**Dataset entries:**
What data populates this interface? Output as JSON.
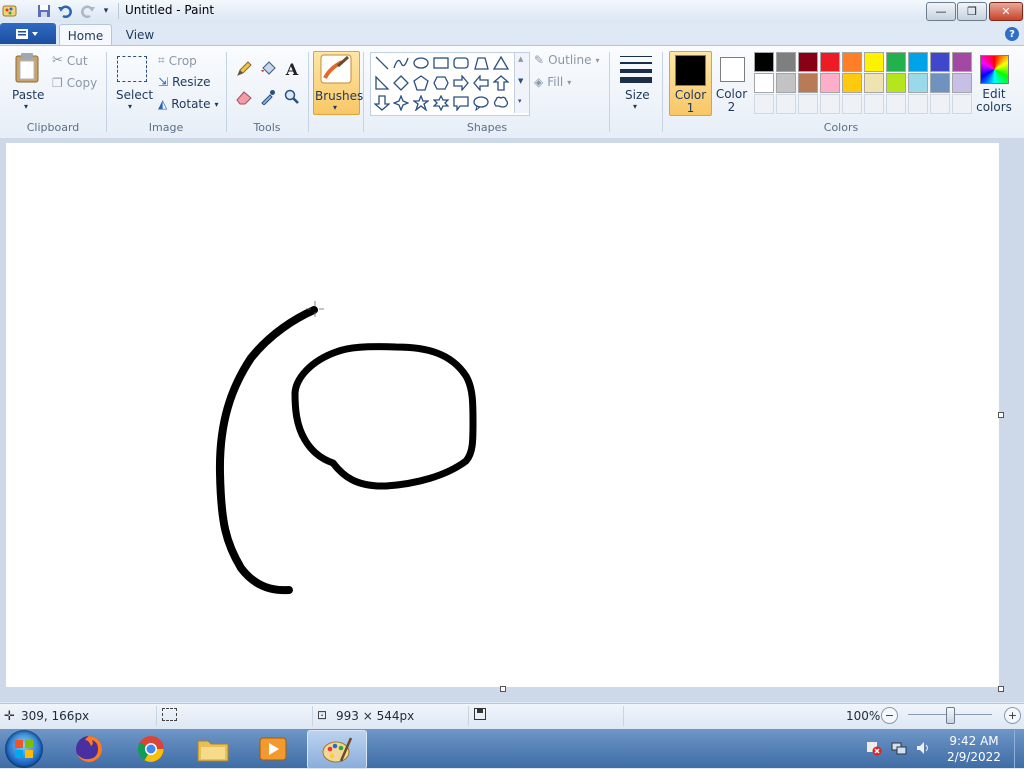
{
  "window": {
    "title": "Untitled - Paint",
    "controls": {
      "minimize": "—",
      "maximize": "❐",
      "close": "✕"
    }
  },
  "tabs": {
    "home": "Home",
    "view": "View"
  },
  "ribbon": {
    "clipboard": {
      "label": "Clipboard",
      "paste": "Paste",
      "cut": "Cut",
      "copy": "Copy"
    },
    "image": {
      "label": "Image",
      "select": "Select",
      "crop": "Crop",
      "resize": "Resize",
      "rotate": "Rotate"
    },
    "tools": {
      "label": "Tools"
    },
    "brushes": {
      "label": "Brushes"
    },
    "shapes": {
      "label": "Shapes",
      "outline": "Outline",
      "fill": "Fill"
    },
    "size": {
      "label": "Size"
    },
    "colors": {
      "label": "Colors",
      "color1": "Color\n1",
      "color1_line1": "Color",
      "color1_line2": "1",
      "color2_line1": "Color",
      "color2_line2": "2",
      "edit_line1": "Edit",
      "edit_line2": "colors",
      "color1_value": "#000000",
      "color2_value": "#ffffff",
      "palette_row1": [
        "#000000",
        "#7f7f7f",
        "#880015",
        "#ed1c24",
        "#ff7f27",
        "#fff200",
        "#22b14c",
        "#00a2e8",
        "#3f48cc",
        "#a349a4"
      ],
      "palette_row2": [
        "#ffffff",
        "#c3c3c3",
        "#b97a57",
        "#ffaec9",
        "#ffc90e",
        "#efe4b0",
        "#b5e61d",
        "#99d9ea",
        "#7092be",
        "#c8bfe7"
      ]
    }
  },
  "status": {
    "cursor_pos": "309, 166px",
    "canvas_size": "993 × 544px",
    "zoom": "100%",
    "zoom_level": 1.0
  },
  "taskbar": {
    "time": "9:42 AM",
    "date": "2/9/2022"
  },
  "colors": {
    "accent": "#f8c766",
    "ribbon_bg": "#e7eef7",
    "taskbar": "#3f6da6"
  }
}
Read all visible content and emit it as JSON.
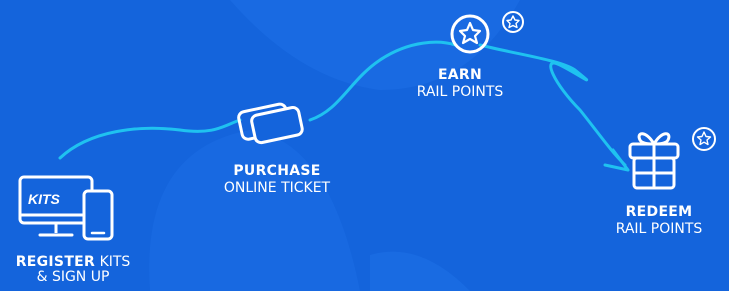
{
  "steps": {
    "register": {
      "title_bold": "REGISTER",
      "title_light": "KITS",
      "subtitle": "& SIGN UP",
      "icon": "computer-phone-kits-icon",
      "icon_text": "KITS"
    },
    "purchase": {
      "title_bold": "PURCHASE",
      "subtitle": "ONLINE TICKET",
      "icon": "ticket-icon"
    },
    "earn": {
      "title_bold": "EARN",
      "subtitle": "RAIL POINTS",
      "icon": "star-badge-icon"
    },
    "redeem": {
      "title_bold": "REDEEM",
      "subtitle": "RAIL POINTS",
      "icon": "gift-icon"
    }
  },
  "colors": {
    "background": "#1464dc",
    "background_shape": "#1f73e8",
    "path": "#1fc2f0",
    "text": "#ffffff"
  }
}
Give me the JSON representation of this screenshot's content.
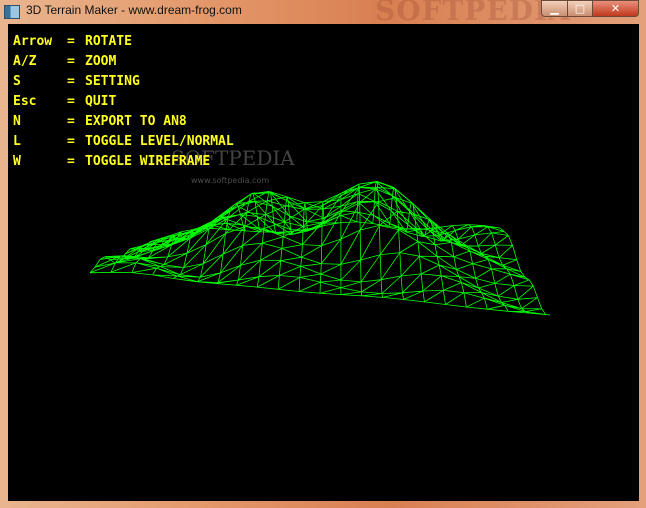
{
  "window": {
    "title": "3D Terrain Maker - www.dream-frog.com",
    "icon": "app-window-icon",
    "controls": {
      "minimize": "minimize-icon",
      "maximize": "maximize-icon",
      "close": "close-icon"
    }
  },
  "help": [
    {
      "key": "Arrow",
      "eq": "=",
      "action": "ROTATE"
    },
    {
      "key": "A/Z",
      "eq": "=",
      "action": "ZOOM"
    },
    {
      "key": "S",
      "eq": "=",
      "action": "SETTING"
    },
    {
      "key": "Esc",
      "eq": "=",
      "action": "QUIT"
    },
    {
      "key": "N",
      "eq": "=",
      "action": "EXPORT TO AN8"
    },
    {
      "key": "L",
      "eq": "=",
      "action": "TOGGLE LEVEL/NORMAL"
    },
    {
      "key": "W",
      "eq": "=",
      "action": "TOGGLE WIREFRAME"
    }
  ],
  "watermark": {
    "text": "SOFTPEDIA",
    "url": "www.softpedia.com"
  },
  "colors": {
    "background": "#000000",
    "help_text": "#ffff20",
    "wireframe": "#00ff00"
  }
}
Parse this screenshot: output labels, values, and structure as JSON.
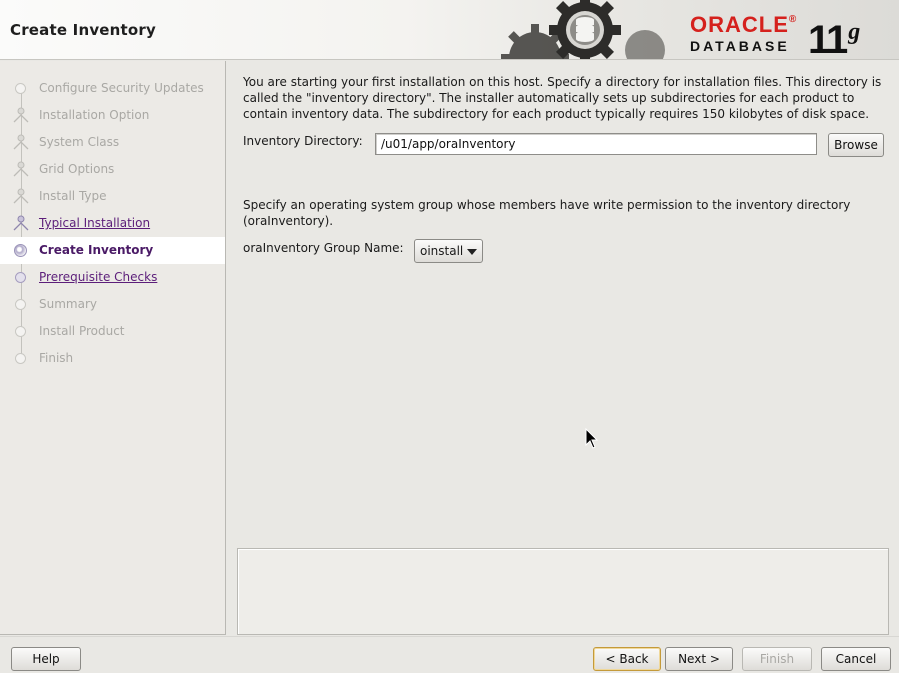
{
  "header": {
    "title": "Create Inventory",
    "brand": {
      "oracle": "ORACLE",
      "trademark": "®",
      "database": "DATABASE",
      "version": "11",
      "version_suffix": "g",
      "brand_color": "#d5211d"
    }
  },
  "steps": {
    "items": [
      {
        "label": "Configure Security Updates",
        "state": "disabled",
        "icon": "step-dot-icon"
      },
      {
        "label": "Installation Option",
        "state": "disabled",
        "icon": "step-figure-icon"
      },
      {
        "label": "System Class",
        "state": "disabled",
        "icon": "step-figure-icon"
      },
      {
        "label": "Grid Options",
        "state": "disabled",
        "icon": "step-figure-icon"
      },
      {
        "label": "Install Type",
        "state": "disabled",
        "icon": "step-figure-icon"
      },
      {
        "label": "Typical Installation",
        "state": "link",
        "icon": "step-figure-icon"
      },
      {
        "label": "Create Inventory",
        "state": "current",
        "icon": "step-current-icon"
      },
      {
        "label": "Prerequisite Checks",
        "state": "link",
        "icon": "step-dot-icon"
      },
      {
        "label": "Summary",
        "state": "disabled",
        "icon": "step-dot-icon"
      },
      {
        "label": "Install Product",
        "state": "disabled",
        "icon": "step-dot-icon"
      },
      {
        "label": "Finish",
        "state": "disabled",
        "icon": "step-dot-icon"
      }
    ]
  },
  "main": {
    "intro": "You are starting your first installation on this host. Specify a directory for installation files. This directory is called the \"inventory directory\". The installer automatically sets up subdirectories for each product to contain inventory data. The subdirectory for each product typically requires 150 kilobytes of disk space.",
    "inventory_label": "Inventory Directory:",
    "inventory_value": "/u01/app/oraInventory",
    "browse_label": "Browse",
    "group_text": "Specify an operating system group whose members have write permission to the inventory directory (oraInventory).",
    "group_label": "oraInventory Group Name:",
    "group_value": "oinstall"
  },
  "footer": {
    "help": "Help",
    "back": "< Back",
    "next": "Next >",
    "finish": "Finish",
    "cancel": "Cancel"
  }
}
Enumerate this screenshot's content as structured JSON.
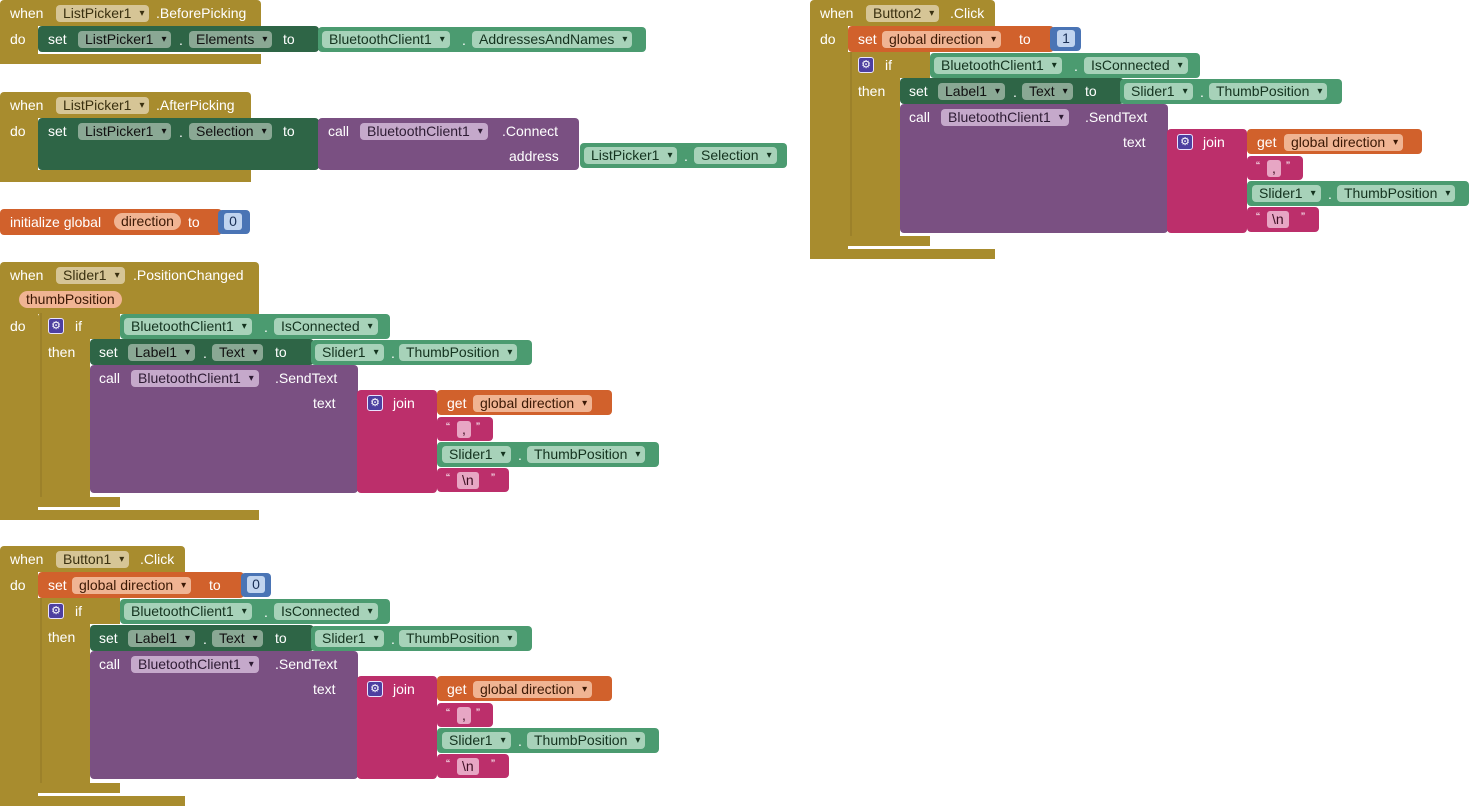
{
  "kw": {
    "when": "when",
    "do": "do",
    "set": "set",
    "to": "to",
    "call": "call",
    "if": "if",
    "then": "then",
    "get": "get",
    "join": "join",
    "text": "text",
    "address": "address",
    "dot": ".",
    "init_global": "initialize global",
    "open_q": "“",
    "close_q": "”"
  },
  "components": {
    "listpicker": "ListPicker1",
    "bt": "BluetoothClient1",
    "slider": "Slider1",
    "label": "Label1",
    "button1": "Button1",
    "button2": "Button2"
  },
  "props": {
    "elements": "Elements",
    "addresses": "AddressesAndNames",
    "selection": "Selection",
    "isconnected": "IsConnected",
    "text": "Text",
    "thumbpos": "ThumbPosition"
  },
  "events": {
    "before_picking": ".BeforePicking",
    "after_picking": ".AfterPicking",
    "position_changed": ".PositionChanged",
    "click": ".Click"
  },
  "methods": {
    "connect": ".Connect",
    "sendtext": ".SendText"
  },
  "vars": {
    "direction": "direction",
    "global_direction": "global direction",
    "param_thumb": "thumbPosition"
  },
  "literals": {
    "zero": "0",
    "one": "1",
    "comma": ",",
    "newline": "\\n"
  },
  "colors": {
    "event": "#a88c2e",
    "setter": "#2e6546",
    "procedure": "#7a5082",
    "text": "#bc2f6b",
    "variable": "#d1612c",
    "component": "#4b9b70",
    "math": "#4a74b5"
  }
}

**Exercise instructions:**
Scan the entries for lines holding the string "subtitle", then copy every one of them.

**Answer box:**
      "subtitle": "& SIGN UP",
      "subtitle": "ONLINE TICKET",
      "subtitle": "RAIL POINTS",
      "subtitle": "RAIL POINTS",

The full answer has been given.